Featured: TIFF 2018 Daily Dispatch – Day 5
If Beale Street Could Talk
Director: Barry Jenkins
Writer: Barry Jenkins
Stars: Kiki Layne, Stephan James, Regina King
Synopsis: The film follows an African-American woman who sets out to clear the name of her wrongly-convicted husband and prove his innocence before the birth of their child.
Blame unrealistic expectations, but I appear to be the lone contrarian who didn’t fall in love with Barry Jenkins’ follow-up to Moonlight. To say that I connected emotionally with the Oscar winning film is an understatement, so much so that I confessed to the woman sitting next to me in this morning’s If Beale Street Could Talk screening that she should prepare for me to make a spectacle of myself.
But watching his new film I felt…nothing. A few smiles and chuckles, but no emotional gasps and certainly no water works.
There’s no denying that Jenkins’ adaptation of James Baldwin’s 1974 novel about a pair of young lovers whose lives are derailed by a false arrest is exceptionally well-made and, sadly, extremely topical for modern times. Childhood sweethearts Tish (Kiki Layne) and Fonny (Stephan James) have got their whole lives ahead of them – they’re about the move into their first real home together and Tish is secretly pregnant – when Fonny is falsely accused of rape and incarcerated. The details of the case are explained by Tish in voice over with accompanying pictures and maps, and it’s immediately evident that Fonny could not have been involved and he’s been unfairly targeted by a racist criminal justice system. The rest of the film details Tish and her family’s attempts to free him from jail, while in flashbacks we see how Tish and Fonny’s relationship developed prior to the inciting incident.

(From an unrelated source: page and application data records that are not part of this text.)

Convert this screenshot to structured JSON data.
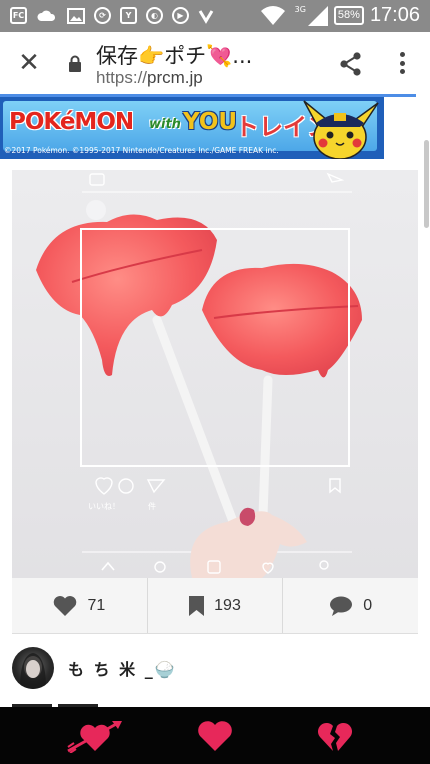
{
  "status_bar": {
    "network": "3G",
    "battery": "58%",
    "time": "17:06",
    "left_icons": [
      "notification-icon",
      "weather-icon",
      "image-icon",
      "sync-icon",
      "app-icon",
      "app-icon",
      "app-icon",
      "check-icon"
    ],
    "right_icons": [
      "wifi-icon",
      "signal-icon",
      "battery-icon"
    ]
  },
  "browser": {
    "title": "保存👉ポチ💘...",
    "url_scheme": "https://",
    "url_host": "prcm.jp",
    "icons": [
      "close-icon",
      "lock-icon",
      "share-icon",
      "more-vert-icon"
    ],
    "accent": "#4d8de6"
  },
  "ad": {
    "pokemon": "POKéMON",
    "with": "with",
    "you": "YOU",
    "train": "トレイン",
    "copyright": "©2017 Pokémon. ©1995-2017 Nintendo/Creatures Inc./GAME FREAK inc."
  },
  "post": {
    "overlay_like_text": "いいね！",
    "overlay_count_text": "件"
  },
  "stats": {
    "likes": "71",
    "saves": "193",
    "comments": "0",
    "icons": [
      "heart-icon",
      "bookmark-icon",
      "comment-icon"
    ]
  },
  "user": {
    "name": "も ち 米 _🍚"
  },
  "bottom_bar": {
    "icons": [
      "heart-arrow-icon",
      "heart-icon",
      "broken-heart-icon"
    ],
    "color": "#e7285a"
  }
}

Jenkins’ script is smart, funny and frank and his directorial work is even better. If Beale Street Could Talk has a lived-in period-realistic feeling that isn’t overdone (set design and costumes, particularly Tish’s, are immaculate) and Jenkins knows exactly how to shoot his actors to imbue the film with a sense of intimacy. The first time that Tish and Fonny make love in his Bank St basement apartment during a rain storm is among the most romantic scenes of the year – perfectly paced, sensuous and ably capturing the awkwardness and anticipation of pre- and post-coital encounters.
Both of the young leads are good, but they’re not on par with the performances in Moonlight. There’s no Mahershala Ali in this film; no Janelle Monae, Ashton Saunders, Trevante Rhodes or Andre Holland. None of the performances bowled me over, or made me tear up. As much as I care for Tish and Fonny, I wasn’t incredibly invested in their success as a couple and that’s a huge issue. Beale Street fails to envelop the audience in their romance or their plight; as a result the film is more of a social issues film, drawing conflict from the troubling social and racial implications. Whereas Moonlight embedded its social conscience around homophobia, internalized hatred and coming out into its narrative, Beale Street keeps them divorced.

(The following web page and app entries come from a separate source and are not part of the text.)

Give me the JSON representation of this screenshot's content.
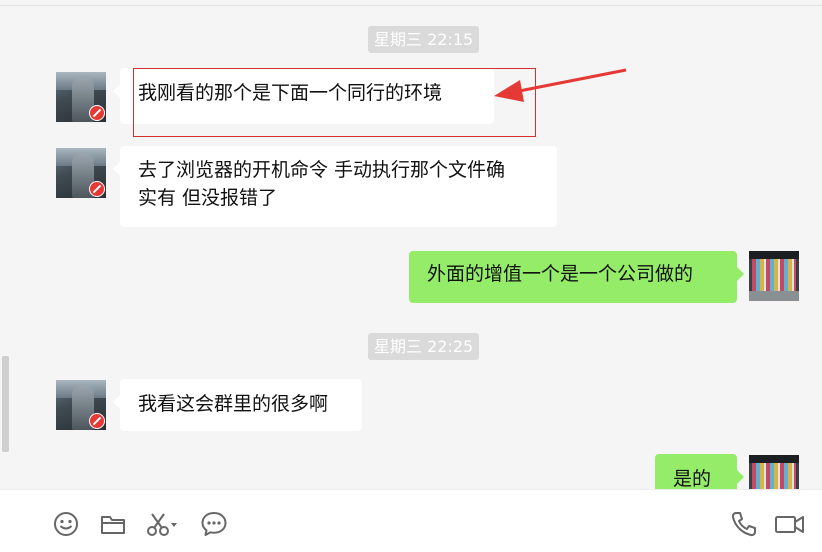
{
  "messages": [
    {
      "type": "time",
      "text": "星期三 22:15"
    },
    {
      "type": "msg",
      "side": "left",
      "text": "我刚看的那个是下面一个同行的环境",
      "highlighted": true
    },
    {
      "type": "msg",
      "side": "left",
      "lines": [
        "去了浏览器的开机命令 手动执行那个文件确",
        "实有 但没报错了"
      ]
    },
    {
      "type": "msg",
      "side": "right",
      "text": "外面的增值一个是一个公司做的"
    },
    {
      "type": "time",
      "text": "星期三 22:25"
    },
    {
      "type": "msg",
      "side": "left",
      "text": "我看这会群里的很多啊"
    },
    {
      "type": "msg",
      "side": "right",
      "text": "是的"
    }
  ],
  "toolbar": {
    "icons": [
      "emoji-icon",
      "folder-icon",
      "scissors-icon",
      "chat-history-icon",
      "phone-icon",
      "video-icon"
    ]
  },
  "colors": {
    "background": "#f5f5f5",
    "incoming_bubble": "#ffffff",
    "outgoing_bubble": "#95ec69",
    "timestamp_bg": "#dadada",
    "annotation": "#d32f2f",
    "unread_badge": "#e53935"
  }
}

As the film progresses the focus in both timelines turns primarily to Fonny’s arrest and incarceration. This makes sense narratively, but foregrounds the social injustice elements of the film and not the characters. There’s a need for more quiet moments, like when Tish’s father Joseph (Colman Domingo) holds his daughter’s head to his chest to soothe her morning sickness, and fewer sojourns with Regina King to Puerto Rico to track down a key witness for the defense. And I say this as someone who might as well be the President of the Regina King fan club!
Virtually every other critic has praised Beale Street for its technical and emotional mastery, so I am well aware that I am in the minority. And don’t get me wrong: it is a good film. It’s just not a great film. Perhaps it’s simply best to go into the new film without expectations, rather than continually wait for it to reach the same apex as its predecessor because unfortunately If Beale Street Could Talk is no Moonlight.